RECORDS SHOWN |
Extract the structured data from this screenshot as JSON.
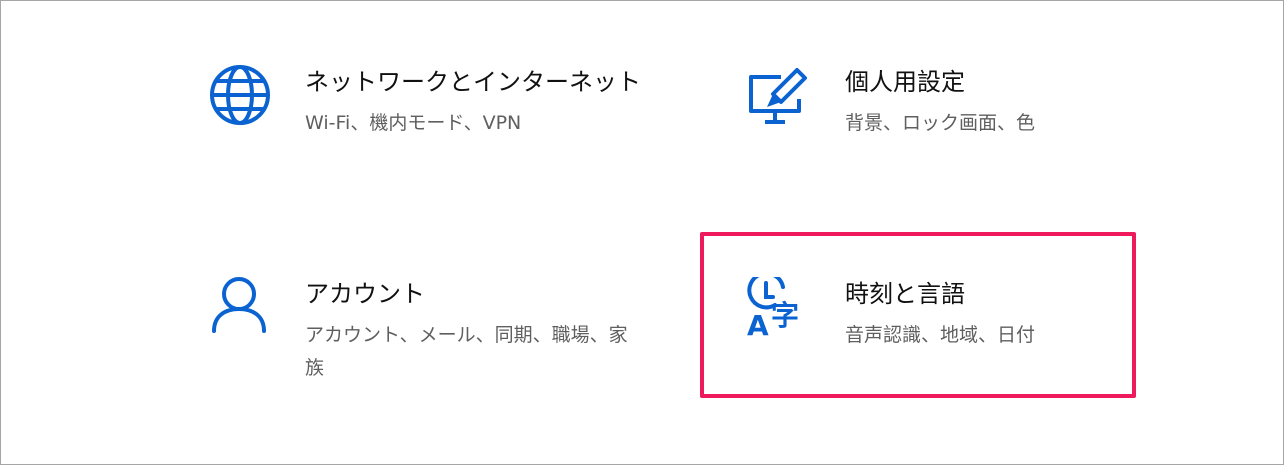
{
  "colors": {
    "accent": "#0a63d1",
    "highlight": "#ee1a5c",
    "title_text": "#111111",
    "desc_text": "#5f5f5f"
  },
  "tiles": [
    {
      "title": "ネットワークとインターネット",
      "description": "Wi-Fi、機内モード、VPN",
      "icon": "globe-icon"
    },
    {
      "title": "個人用設定",
      "description": "背景、ロック画面、色",
      "icon": "personalization-icon"
    },
    {
      "title": "アカウント",
      "description": "アカウント、メール、同期、職場、家族",
      "icon": "person-icon"
    },
    {
      "title": "時刻と言語",
      "description": "音声認識、地域、日付",
      "icon": "time-language-icon",
      "icon_glyphs": {
        "letter": "A",
        "kanji": "字"
      }
    }
  ]
}
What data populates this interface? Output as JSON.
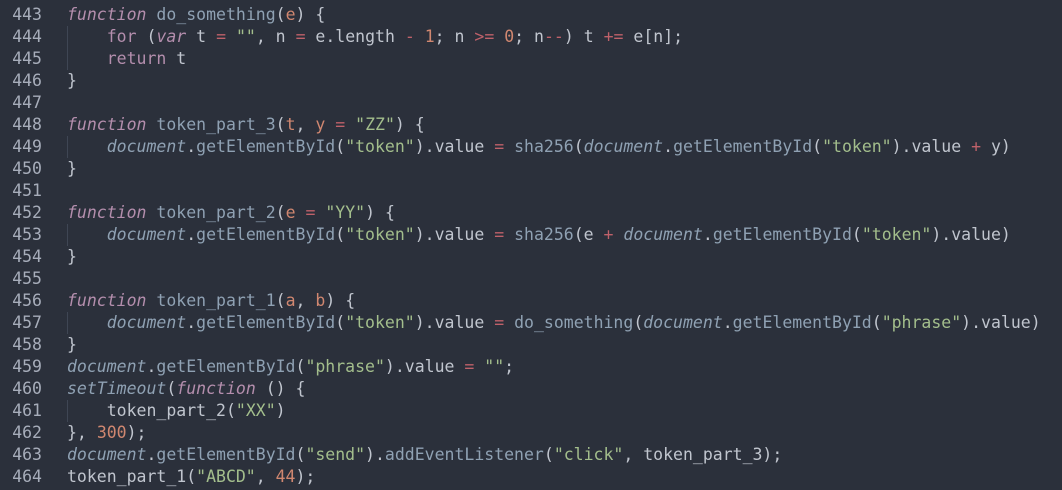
{
  "editor": {
    "theme_colors": {
      "background": "#2b303b",
      "keyword": "#b48ead",
      "function": "#8fa1b3",
      "string": "#a3be8c",
      "number": "#d08770",
      "operator": "#bf616a",
      "text": "#c0c5ce",
      "line_number": "#a7adba"
    },
    "lines": [
      {
        "num": "443",
        "tokens": [
          {
            "t": "function",
            "c": "storage"
          },
          {
            "t": " "
          },
          {
            "t": "do_something",
            "c": "func"
          },
          {
            "t": "("
          },
          {
            "t": "e",
            "c": "param"
          },
          {
            "t": ") {"
          }
        ]
      },
      {
        "num": "444",
        "tokens": [
          {
            "t": "    "
          },
          {
            "t": "for",
            "c": "keyword"
          },
          {
            "t": " ("
          },
          {
            "t": "var",
            "c": "storage"
          },
          {
            "t": " t "
          },
          {
            "t": "=",
            "c": "operator"
          },
          {
            "t": " "
          },
          {
            "t": "\"\"",
            "c": "string"
          },
          {
            "t": ", n "
          },
          {
            "t": "=",
            "c": "operator"
          },
          {
            "t": " e.length "
          },
          {
            "t": "-",
            "c": "operator"
          },
          {
            "t": " "
          },
          {
            "t": "1",
            "c": "number"
          },
          {
            "t": "; n "
          },
          {
            "t": ">=",
            "c": "operator"
          },
          {
            "t": " "
          },
          {
            "t": "0",
            "c": "number"
          },
          {
            "t": "; n"
          },
          {
            "t": "--",
            "c": "operator"
          },
          {
            "t": ") t "
          },
          {
            "t": "+=",
            "c": "operator"
          },
          {
            "t": " e[n];"
          }
        ]
      },
      {
        "num": "445",
        "tokens": [
          {
            "t": "    "
          },
          {
            "t": "return",
            "c": "keyword"
          },
          {
            "t": " t"
          }
        ]
      },
      {
        "num": "446",
        "tokens": [
          {
            "t": "}"
          }
        ]
      },
      {
        "num": "447",
        "tokens": []
      },
      {
        "num": "448",
        "tokens": [
          {
            "t": "function",
            "c": "storage"
          },
          {
            "t": " "
          },
          {
            "t": "token_part_3",
            "c": "func"
          },
          {
            "t": "("
          },
          {
            "t": "t",
            "c": "param"
          },
          {
            "t": ", "
          },
          {
            "t": "y",
            "c": "param"
          },
          {
            "t": " "
          },
          {
            "t": "=",
            "c": "operator"
          },
          {
            "t": " "
          },
          {
            "t": "\"ZZ\"",
            "c": "string"
          },
          {
            "t": ") {"
          }
        ]
      },
      {
        "num": "449",
        "tokens": [
          {
            "t": "    "
          },
          {
            "t": "document",
            "c": "builtin"
          },
          {
            "t": "."
          },
          {
            "t": "getElementById",
            "c": "func"
          },
          {
            "t": "("
          },
          {
            "t": "\"token\"",
            "c": "string"
          },
          {
            "t": ").value "
          },
          {
            "t": "=",
            "c": "operator"
          },
          {
            "t": " "
          },
          {
            "t": "sha256",
            "c": "func"
          },
          {
            "t": "("
          },
          {
            "t": "document",
            "c": "builtin"
          },
          {
            "t": "."
          },
          {
            "t": "getElementById",
            "c": "func"
          },
          {
            "t": "("
          },
          {
            "t": "\"token\"",
            "c": "string"
          },
          {
            "t": ").value "
          },
          {
            "t": "+",
            "c": "operator"
          },
          {
            "t": " y)"
          }
        ]
      },
      {
        "num": "450",
        "tokens": [
          {
            "t": "}"
          }
        ]
      },
      {
        "num": "451",
        "tokens": []
      },
      {
        "num": "452",
        "tokens": [
          {
            "t": "function",
            "c": "storage"
          },
          {
            "t": " "
          },
          {
            "t": "token_part_2",
            "c": "func"
          },
          {
            "t": "("
          },
          {
            "t": "e",
            "c": "param"
          },
          {
            "t": " "
          },
          {
            "t": "=",
            "c": "operator"
          },
          {
            "t": " "
          },
          {
            "t": "\"YY\"",
            "c": "string"
          },
          {
            "t": ") {"
          }
        ]
      },
      {
        "num": "453",
        "tokens": [
          {
            "t": "    "
          },
          {
            "t": "document",
            "c": "builtin"
          },
          {
            "t": "."
          },
          {
            "t": "getElementById",
            "c": "func"
          },
          {
            "t": "("
          },
          {
            "t": "\"token\"",
            "c": "string"
          },
          {
            "t": ").value "
          },
          {
            "t": "=",
            "c": "operator"
          },
          {
            "t": " "
          },
          {
            "t": "sha256",
            "c": "func"
          },
          {
            "t": "(e "
          },
          {
            "t": "+",
            "c": "operator"
          },
          {
            "t": " "
          },
          {
            "t": "document",
            "c": "builtin"
          },
          {
            "t": "."
          },
          {
            "t": "getElementById",
            "c": "func"
          },
          {
            "t": "("
          },
          {
            "t": "\"token\"",
            "c": "string"
          },
          {
            "t": ").value)"
          }
        ]
      },
      {
        "num": "454",
        "tokens": [
          {
            "t": "}"
          }
        ]
      },
      {
        "num": "455",
        "tokens": []
      },
      {
        "num": "456",
        "tokens": [
          {
            "t": "function",
            "c": "storage"
          },
          {
            "t": " "
          },
          {
            "t": "token_part_1",
            "c": "func"
          },
          {
            "t": "("
          },
          {
            "t": "a",
            "c": "param"
          },
          {
            "t": ", "
          },
          {
            "t": "b",
            "c": "param"
          },
          {
            "t": ") {"
          }
        ]
      },
      {
        "num": "457",
        "tokens": [
          {
            "t": "    "
          },
          {
            "t": "document",
            "c": "builtin"
          },
          {
            "t": "."
          },
          {
            "t": "getElementById",
            "c": "func"
          },
          {
            "t": "("
          },
          {
            "t": "\"token\"",
            "c": "string"
          },
          {
            "t": ").value "
          },
          {
            "t": "=",
            "c": "operator"
          },
          {
            "t": " "
          },
          {
            "t": "do_something",
            "c": "func"
          },
          {
            "t": "("
          },
          {
            "t": "document",
            "c": "builtin"
          },
          {
            "t": "."
          },
          {
            "t": "getElementById",
            "c": "func"
          },
          {
            "t": "("
          },
          {
            "t": "\"phrase\"",
            "c": "string"
          },
          {
            "t": ").value)"
          }
        ]
      },
      {
        "num": "458",
        "tokens": [
          {
            "t": "}"
          }
        ]
      },
      {
        "num": "459",
        "tokens": [
          {
            "t": "document",
            "c": "builtin"
          },
          {
            "t": "."
          },
          {
            "t": "getElementById",
            "c": "func"
          },
          {
            "t": "("
          },
          {
            "t": "\"phrase\"",
            "c": "string"
          },
          {
            "t": ").value "
          },
          {
            "t": "=",
            "c": "operator"
          },
          {
            "t": " "
          },
          {
            "t": "\"\"",
            "c": "string"
          },
          {
            "t": ";"
          }
        ]
      },
      {
        "num": "460",
        "tokens": [
          {
            "t": "setTimeout",
            "c": "builtin"
          },
          {
            "t": "("
          },
          {
            "t": "function",
            "c": "storage"
          },
          {
            "t": " () {"
          }
        ]
      },
      {
        "num": "461",
        "tokens": [
          {
            "t": "    token_part_2("
          },
          {
            "t": "\"XX\"",
            "c": "string"
          },
          {
            "t": ")"
          }
        ]
      },
      {
        "num": "462",
        "tokens": [
          {
            "t": "}, "
          },
          {
            "t": "300",
            "c": "number"
          },
          {
            "t": ");"
          }
        ]
      },
      {
        "num": "463",
        "tokens": [
          {
            "t": "document",
            "c": "builtin"
          },
          {
            "t": "."
          },
          {
            "t": "getElementById",
            "c": "func"
          },
          {
            "t": "("
          },
          {
            "t": "\"send\"",
            "c": "string"
          },
          {
            "t": ")."
          },
          {
            "t": "addEventListener",
            "c": "func"
          },
          {
            "t": "("
          },
          {
            "t": "\"click\"",
            "c": "string"
          },
          {
            "t": ", token_part_3);"
          }
        ]
      },
      {
        "num": "464",
        "tokens": [
          {
            "t": "token_part_1("
          },
          {
            "t": "\"ABCD\"",
            "c": "string"
          },
          {
            "t": ", "
          },
          {
            "t": "44",
            "c": "number"
          },
          {
            "t": ");"
          }
        ]
      }
    ]
  }
}
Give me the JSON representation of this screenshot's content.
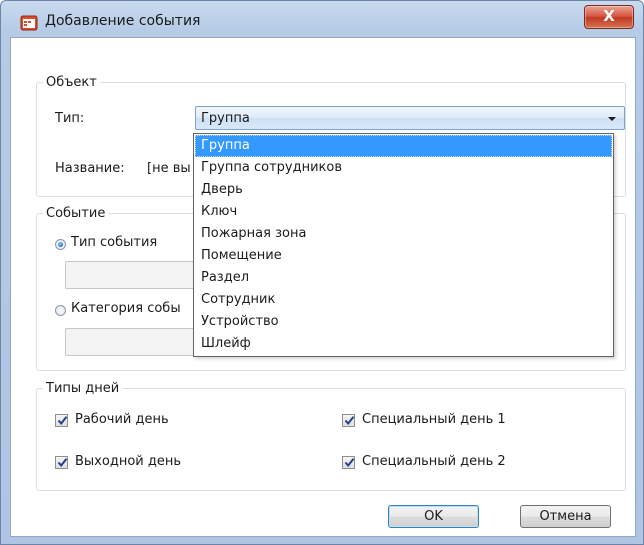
{
  "window": {
    "title": "Добавление события",
    "icons": {
      "app": "event-app-icon",
      "close": "close-icon"
    },
    "close_glyph": "X"
  },
  "object_group": {
    "legend": "Объект",
    "type_label": "Тип:",
    "type_value": "Группа",
    "name_label": "Название:",
    "name_value_partial": "[не вы"
  },
  "type_dropdown": {
    "options": [
      "Группа",
      "Группа сотрудников",
      "Дверь",
      "Ключ",
      "Пожарная зона",
      "Помещение",
      "Раздел",
      "Сотрудник",
      "Устройство",
      "Шлейф"
    ],
    "selected_index": 0
  },
  "event_group": {
    "legend": "Событие",
    "radio_event_type": "Тип события",
    "radio_event_category": "Категория собы",
    "selected_radio": "event_type"
  },
  "day_types_group": {
    "legend": "Типы дней",
    "checkboxes": [
      {
        "label": "Рабочий день",
        "checked": true
      },
      {
        "label": "Выходной день",
        "checked": true
      },
      {
        "label": "Специальный день 1",
        "checked": true
      },
      {
        "label": "Специальный день 2",
        "checked": true
      }
    ]
  },
  "buttons": {
    "ok": "OK",
    "cancel": "Отмена"
  },
  "colors": {
    "selection": "#3399ff",
    "title_bar": "#b5cbe6",
    "close_button": "#c03a24",
    "group_border": "#d5dfe5"
  }
}
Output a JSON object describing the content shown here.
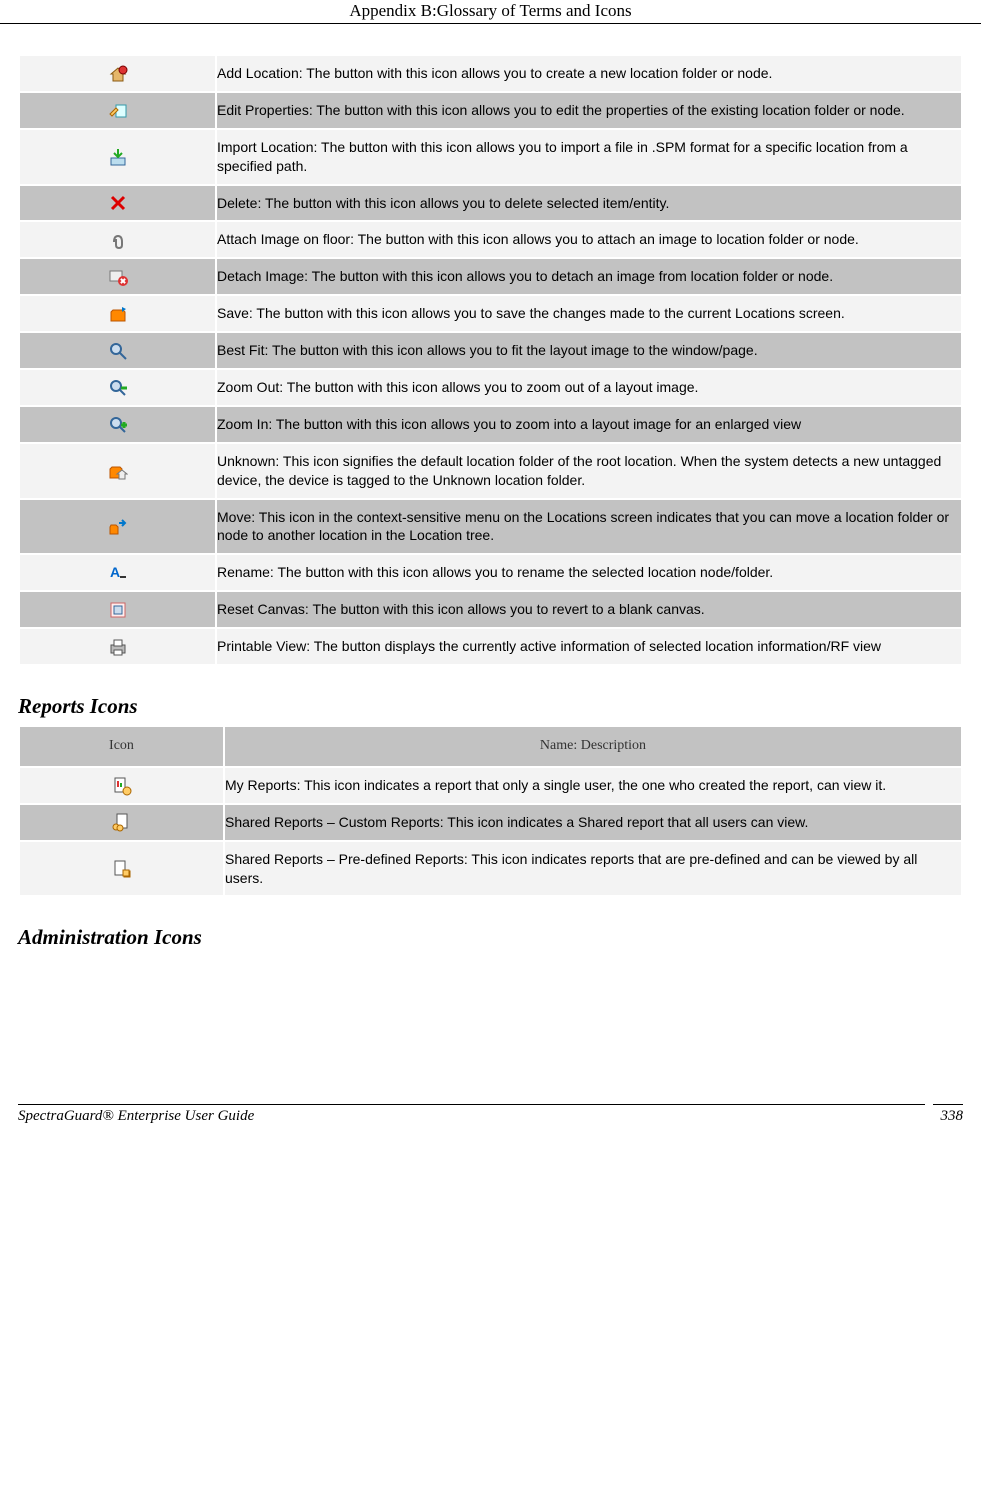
{
  "header": {
    "title": "Appendix B:Glossary of Terms and Icons"
  },
  "location_icons": [
    {
      "icon": "add-location-icon",
      "desc": "Add Location: The button with this icon allows you to create a new location folder or node."
    },
    {
      "icon": "edit-properties-icon",
      "desc": "Edit Properties: The button with this icon allows you to edit the properties of the existing location folder or node."
    },
    {
      "icon": "import-location-icon",
      "desc": "Import Location: The button with this icon allows you to import a file in .SPM format for a specific location from a specified path."
    },
    {
      "icon": "delete-icon",
      "desc": "Delete: The button with this icon allows you to delete selected item/entity."
    },
    {
      "icon": "attach-image-icon",
      "desc": "Attach Image on floor: The button with this icon allows you to attach an image to location folder or node."
    },
    {
      "icon": "detach-image-icon",
      "desc": "Detach Image: The button with this icon allows you to detach an image from location folder or node."
    },
    {
      "icon": "save-icon",
      "desc": "Save: The button with this icon allows you to save the changes made to the current Locations screen."
    },
    {
      "icon": "best-fit-icon",
      "desc": "Best Fit: The button with this icon allows you to fit the layout image to the window/page."
    },
    {
      "icon": "zoom-out-icon",
      "desc": "Zoom Out: The button with this icon allows you to zoom out of a layout image."
    },
    {
      "icon": "zoom-in-icon",
      "desc": "Zoom In: The button with this icon allows you to zoom into a layout image for an enlarged view"
    },
    {
      "icon": "unknown-icon",
      "desc": "Unknown: This icon signifies the default location folder of the root location. When the system detects a new untagged device, the device is tagged to the Unknown location folder."
    },
    {
      "icon": "move-icon",
      "desc": "Move: This icon in the context-sensitive menu on the Locations screen indicates that you can move a location folder or node to another location in the Location tree."
    },
    {
      "icon": "rename-icon",
      "desc": "Rename: The button with this icon allows you to rename the selected location node/folder."
    },
    {
      "icon": "reset-canvas-icon",
      "desc": "Reset Canvas: The button with this icon allows you to revert to a blank canvas."
    },
    {
      "icon": "printable-view-icon",
      "desc": "Printable View: The button displays the currently active information of selected location information/RF view"
    }
  ],
  "reports_section": {
    "heading": "Reports Icons",
    "header_icon": "Icon",
    "header_desc": "Name: Description"
  },
  "reports_icons": [
    {
      "icon": "my-reports-icon",
      "desc": "My Reports: This icon indicates a report that only a single user, the one who created the report, can view it."
    },
    {
      "icon": "shared-reports-custom-icon",
      "desc": "Shared Reports – Custom Reports: This icon indicates a Shared report that all users can view."
    },
    {
      "icon": "shared-reports-predef-icon",
      "desc": "Shared Reports – Pre-defined Reports: This icon indicates reports that are pre-defined and can be viewed by all users."
    }
  ],
  "admin_section": {
    "heading": "Administration Icons"
  },
  "footer": {
    "title": "SpectraGuard® Enterprise User Guide",
    "page": "338"
  }
}
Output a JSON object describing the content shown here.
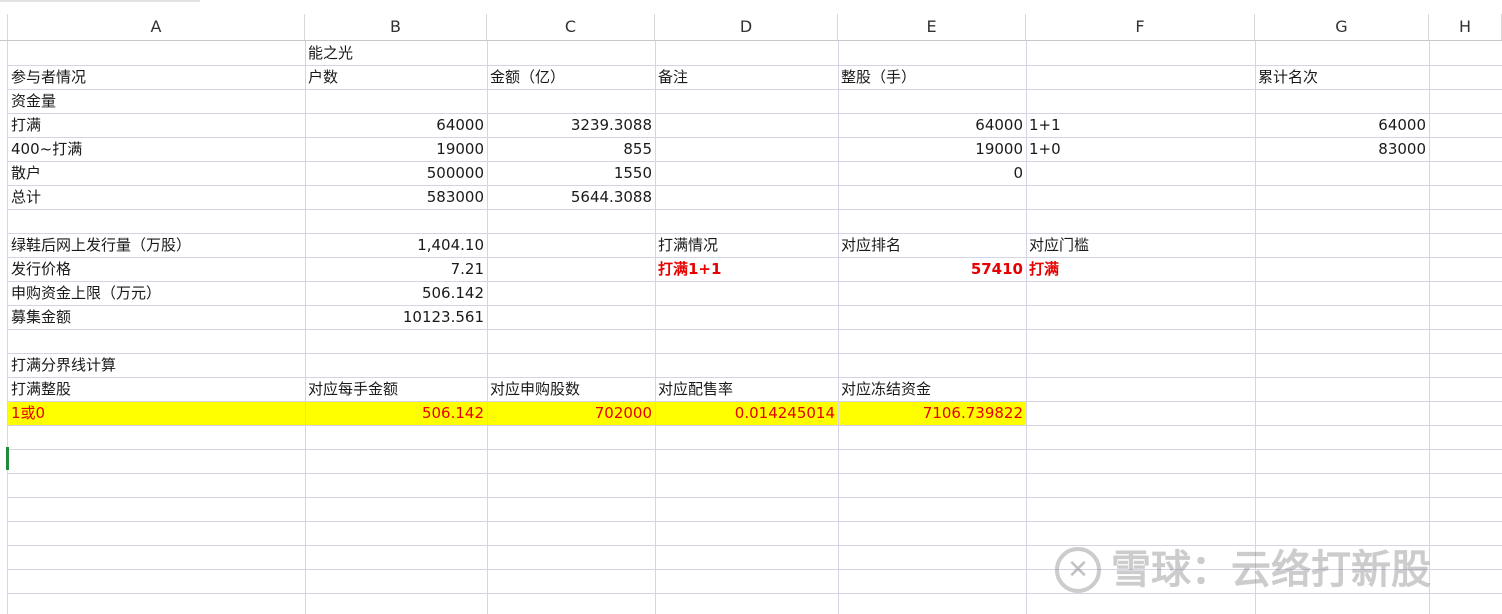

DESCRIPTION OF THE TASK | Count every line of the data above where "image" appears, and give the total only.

TASK RESPONSE | 7